In the data below, find every line with the word "value" and copy it out.

> _Records to use_:
——————————
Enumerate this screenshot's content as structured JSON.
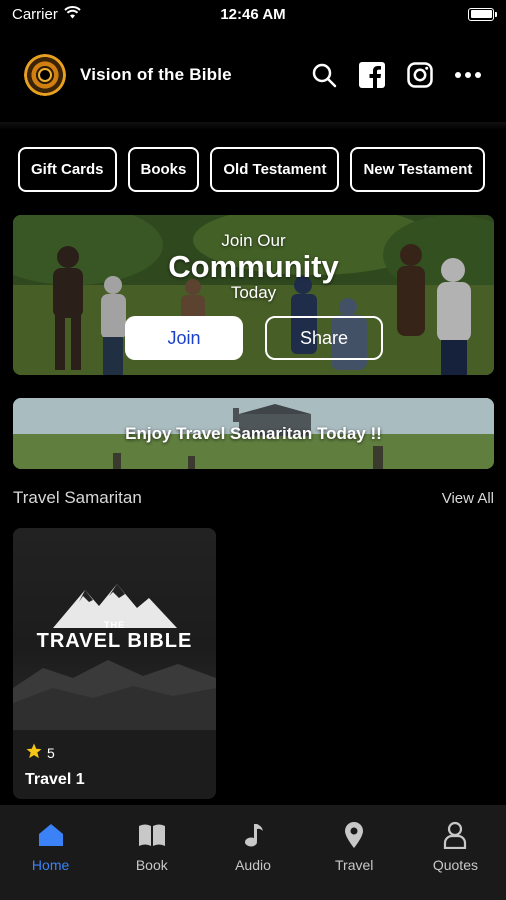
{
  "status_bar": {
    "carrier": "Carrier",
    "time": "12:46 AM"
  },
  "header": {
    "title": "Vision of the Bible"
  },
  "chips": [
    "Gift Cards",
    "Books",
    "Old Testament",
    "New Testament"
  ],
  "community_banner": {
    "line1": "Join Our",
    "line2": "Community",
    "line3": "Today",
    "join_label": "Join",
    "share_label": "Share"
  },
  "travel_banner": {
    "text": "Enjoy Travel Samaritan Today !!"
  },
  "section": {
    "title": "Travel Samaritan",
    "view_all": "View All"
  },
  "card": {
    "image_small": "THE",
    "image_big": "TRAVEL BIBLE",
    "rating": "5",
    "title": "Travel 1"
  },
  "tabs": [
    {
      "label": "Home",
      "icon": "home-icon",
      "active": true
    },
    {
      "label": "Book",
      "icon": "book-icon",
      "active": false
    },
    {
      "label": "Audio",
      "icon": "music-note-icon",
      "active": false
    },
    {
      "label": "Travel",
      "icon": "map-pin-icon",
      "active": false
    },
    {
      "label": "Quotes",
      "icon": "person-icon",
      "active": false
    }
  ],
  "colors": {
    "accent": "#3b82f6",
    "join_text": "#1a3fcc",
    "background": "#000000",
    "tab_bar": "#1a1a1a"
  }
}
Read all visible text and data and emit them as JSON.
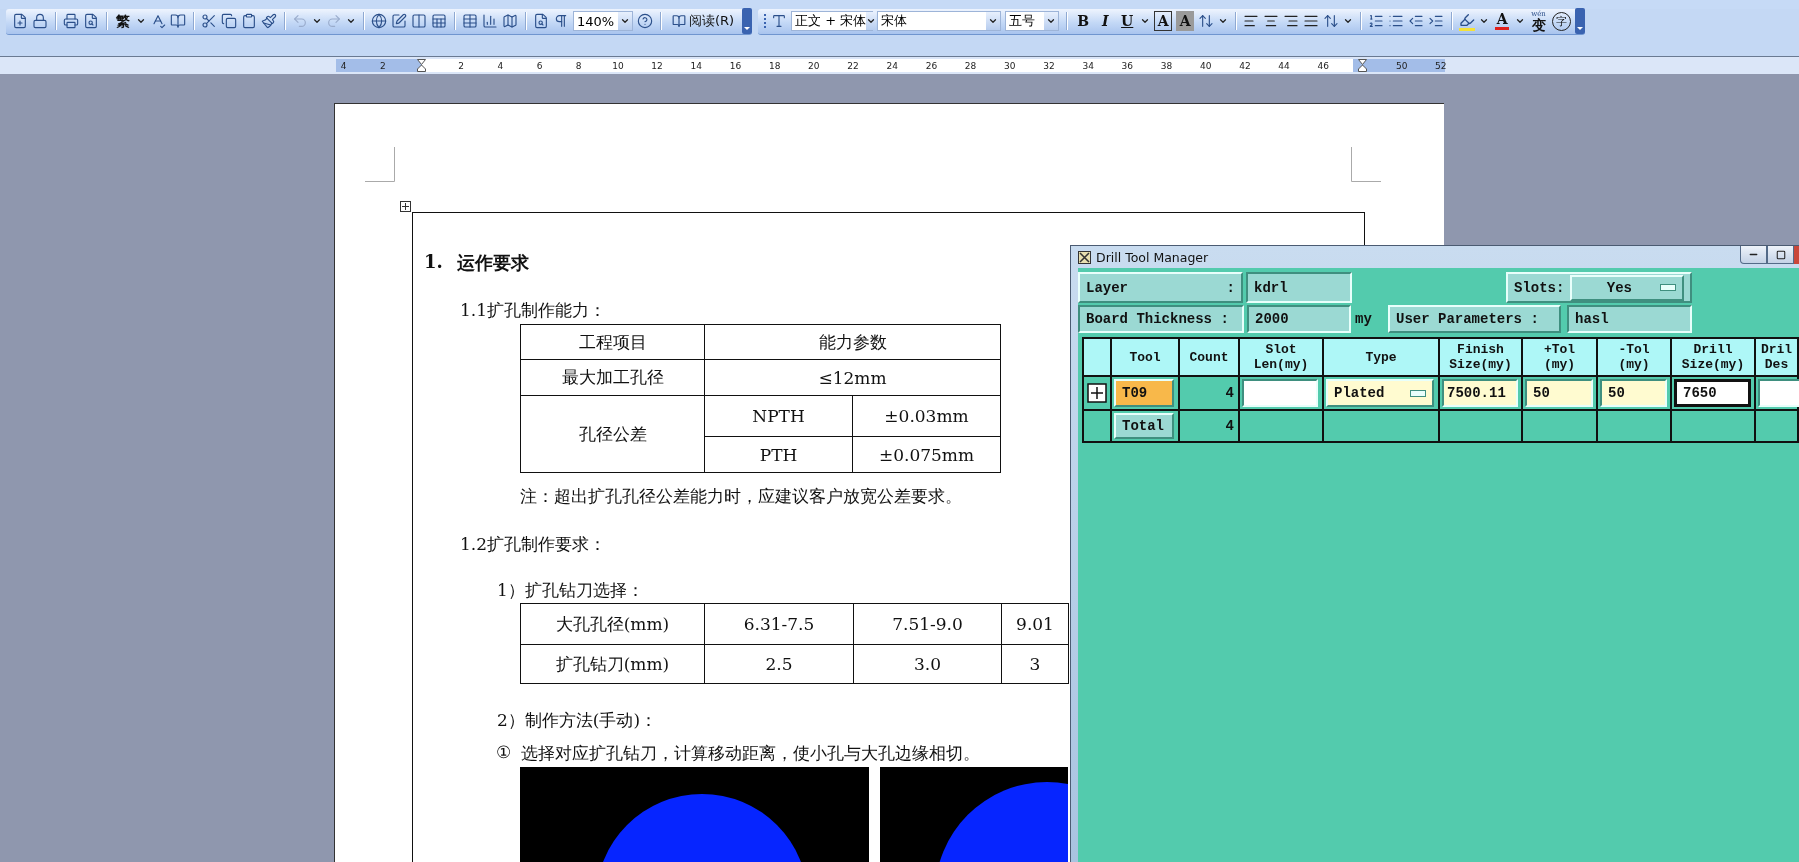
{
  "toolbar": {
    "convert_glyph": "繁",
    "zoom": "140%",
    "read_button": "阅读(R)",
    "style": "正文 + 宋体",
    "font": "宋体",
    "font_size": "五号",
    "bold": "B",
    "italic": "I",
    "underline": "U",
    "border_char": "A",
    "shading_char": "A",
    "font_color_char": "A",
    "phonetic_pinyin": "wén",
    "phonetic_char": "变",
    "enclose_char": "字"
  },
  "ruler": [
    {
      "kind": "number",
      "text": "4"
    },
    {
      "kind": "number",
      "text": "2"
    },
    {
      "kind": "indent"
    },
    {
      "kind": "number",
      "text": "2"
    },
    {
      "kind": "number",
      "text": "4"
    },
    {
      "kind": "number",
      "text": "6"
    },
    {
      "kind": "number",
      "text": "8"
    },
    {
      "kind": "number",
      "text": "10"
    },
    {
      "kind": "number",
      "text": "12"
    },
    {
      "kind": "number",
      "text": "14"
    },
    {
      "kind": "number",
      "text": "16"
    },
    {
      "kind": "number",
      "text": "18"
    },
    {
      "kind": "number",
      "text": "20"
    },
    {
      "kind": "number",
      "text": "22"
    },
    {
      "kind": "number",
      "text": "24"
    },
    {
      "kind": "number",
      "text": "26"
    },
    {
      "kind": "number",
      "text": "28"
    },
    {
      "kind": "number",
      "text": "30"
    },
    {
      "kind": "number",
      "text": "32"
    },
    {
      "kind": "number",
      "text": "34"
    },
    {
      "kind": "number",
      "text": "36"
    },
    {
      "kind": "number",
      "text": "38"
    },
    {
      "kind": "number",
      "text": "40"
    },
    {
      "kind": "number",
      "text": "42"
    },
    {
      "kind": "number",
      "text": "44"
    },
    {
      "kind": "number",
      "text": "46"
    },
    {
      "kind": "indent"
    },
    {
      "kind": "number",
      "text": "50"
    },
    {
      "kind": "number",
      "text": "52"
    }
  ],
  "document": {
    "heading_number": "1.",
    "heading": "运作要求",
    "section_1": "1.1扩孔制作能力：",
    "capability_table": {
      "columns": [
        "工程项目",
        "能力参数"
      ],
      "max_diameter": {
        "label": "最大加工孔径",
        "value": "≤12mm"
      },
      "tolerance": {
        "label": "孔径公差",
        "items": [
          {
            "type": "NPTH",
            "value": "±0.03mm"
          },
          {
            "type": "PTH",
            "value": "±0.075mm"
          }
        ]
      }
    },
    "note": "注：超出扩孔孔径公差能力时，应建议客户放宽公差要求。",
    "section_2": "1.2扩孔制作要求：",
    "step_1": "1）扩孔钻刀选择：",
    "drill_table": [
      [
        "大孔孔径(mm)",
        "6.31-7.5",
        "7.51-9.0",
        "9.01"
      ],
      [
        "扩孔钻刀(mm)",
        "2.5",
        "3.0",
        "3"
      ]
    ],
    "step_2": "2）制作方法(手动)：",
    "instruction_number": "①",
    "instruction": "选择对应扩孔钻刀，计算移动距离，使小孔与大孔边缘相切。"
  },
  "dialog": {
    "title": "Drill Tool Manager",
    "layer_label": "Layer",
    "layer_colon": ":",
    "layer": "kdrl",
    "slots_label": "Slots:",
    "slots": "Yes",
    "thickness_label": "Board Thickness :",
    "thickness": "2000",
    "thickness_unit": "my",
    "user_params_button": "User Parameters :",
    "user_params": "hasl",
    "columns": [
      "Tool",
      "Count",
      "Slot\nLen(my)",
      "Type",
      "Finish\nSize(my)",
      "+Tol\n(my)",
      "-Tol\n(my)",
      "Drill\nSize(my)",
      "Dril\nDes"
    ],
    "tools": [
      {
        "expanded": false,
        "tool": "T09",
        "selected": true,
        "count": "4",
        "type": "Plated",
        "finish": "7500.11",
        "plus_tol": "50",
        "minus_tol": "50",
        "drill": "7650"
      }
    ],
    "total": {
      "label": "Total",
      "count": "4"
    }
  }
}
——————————
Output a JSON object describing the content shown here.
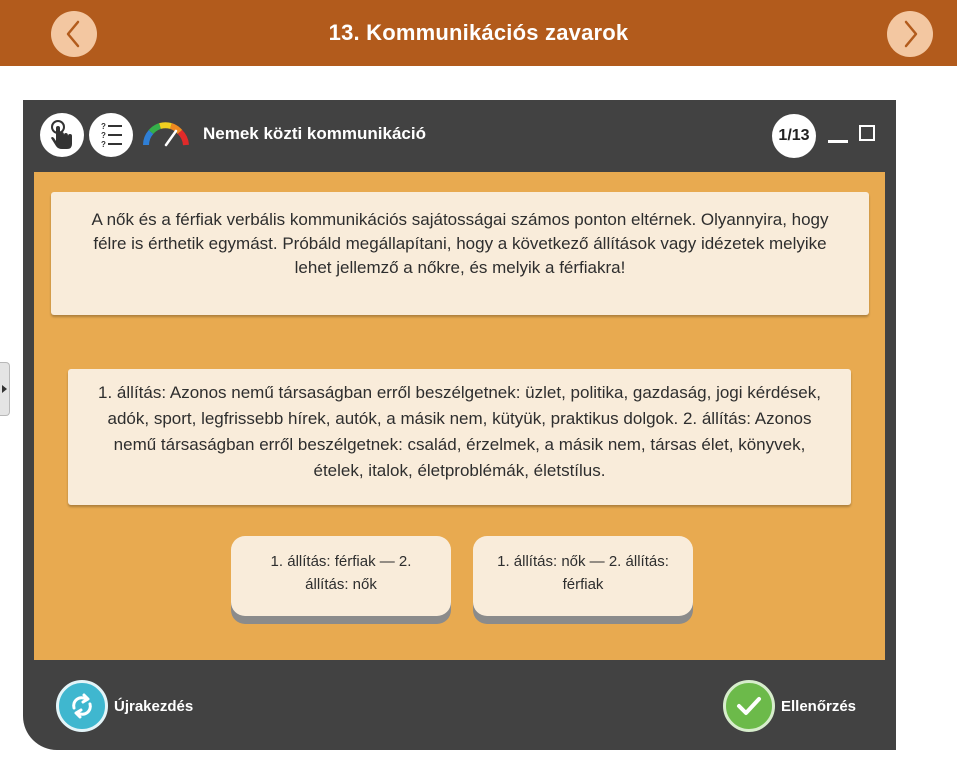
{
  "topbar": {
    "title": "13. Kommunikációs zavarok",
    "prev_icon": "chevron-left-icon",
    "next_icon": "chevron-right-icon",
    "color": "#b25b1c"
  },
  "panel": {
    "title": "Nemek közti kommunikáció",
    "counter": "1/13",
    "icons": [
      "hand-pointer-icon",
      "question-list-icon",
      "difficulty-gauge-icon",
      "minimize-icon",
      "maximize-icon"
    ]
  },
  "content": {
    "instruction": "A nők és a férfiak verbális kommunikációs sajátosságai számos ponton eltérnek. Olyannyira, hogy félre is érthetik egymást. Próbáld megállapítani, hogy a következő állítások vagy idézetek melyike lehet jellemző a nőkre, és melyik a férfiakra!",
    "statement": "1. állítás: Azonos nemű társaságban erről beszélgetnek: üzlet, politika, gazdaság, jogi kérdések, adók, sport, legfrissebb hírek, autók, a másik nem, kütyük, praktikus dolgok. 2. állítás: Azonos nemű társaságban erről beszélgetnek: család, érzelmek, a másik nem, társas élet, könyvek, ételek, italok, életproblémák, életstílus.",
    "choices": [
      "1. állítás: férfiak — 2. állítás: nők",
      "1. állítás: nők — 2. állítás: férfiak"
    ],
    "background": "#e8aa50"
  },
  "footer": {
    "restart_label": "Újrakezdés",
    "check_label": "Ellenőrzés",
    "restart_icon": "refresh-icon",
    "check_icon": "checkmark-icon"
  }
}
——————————
> _Problem solution_:
        "value": "≤12mm"
            "value": "±0.03mm"
            "value": "±0.075mm"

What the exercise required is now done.